Oh, I remember you could also join us in discussion on Web Standards Philippines. Just send me a message or leave a comment on this entry so I could add you on to the Basecamp. 🙂

Towards a Standards Compliant Web

Several weeks ago, with the discussions on and my involvement with WaSP ILG and recently with PWAG, I was struck by the idea of forming an advocacy group here in the Philippines concerning Web standards. I immediately asked two of my standards-loving friends, Shari and Lexie, if they are also interested. Though we sometimes had conference chats regarding the topic, we still haven’t been able to formally talk about our goals and objectives. All I know is that we sure love to promote standards to every Web-aware Filipino.[1]

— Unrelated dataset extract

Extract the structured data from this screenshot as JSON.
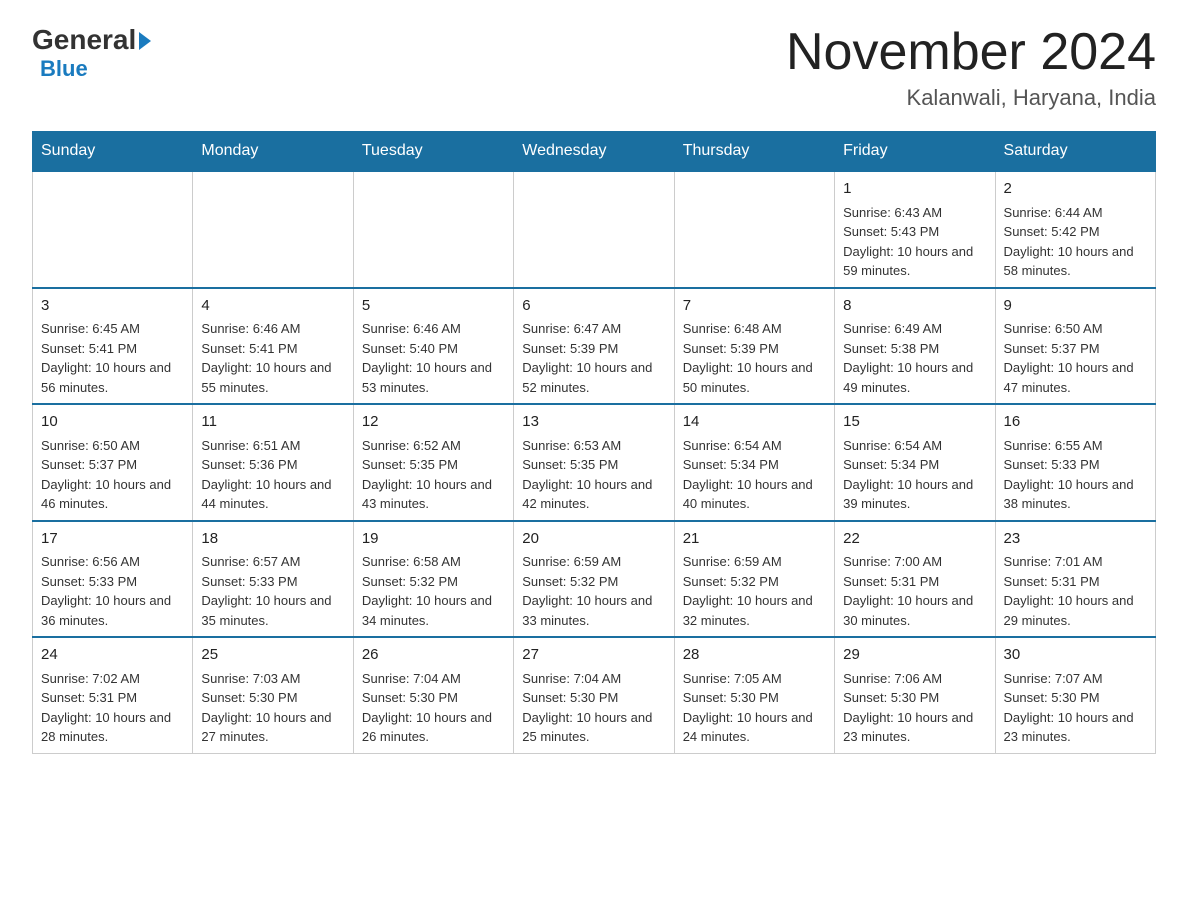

We thought about inviting some other standards-aware individuals and professionals, but we could never know them all [though Shari has already mentioned quite a few]. I guess I also like the idea of volunteering as this would constitute better involvement on the possible discussions that will be held regarding the matter. So if anyone would like to join the advocacy wholeheartedly, speak up! We will be very glad to hear from you. We are taking steps little by little towards a standards compliant Web.

On the other side of the story, you may notice Filipino/Tagalog translations[2] on the International Liaison Group pages from the Web Standards Project. Those were translated by yours truly with the help of my mother and my friend Shari. We aren’t very good translators, so if you notice [some] mistakes—given the fact there are virtually no literal translation for every single English word, and most technical Filipino words are just borrowed—and you know you could help us, I am so much willing to receive some assistance. 🙂

By the way, I have written an article for Bite Size Standards about styling inline list items. I would eventually post them here if ever they consider it useful and worthy of being included in their archive. I have considered writing the article for A List Apart, but I feel it seems a bit overreaching. I sent the article to them [BSS] on the 6th of February 2007. I guess am slowly realizing I am running out of luck—there are only two days left before their expected processing duration of one to two weeks comes to an end.

Notes:

  1. ^ though Shari may have been a little bit sarcastic about it
  2. ^ examples include: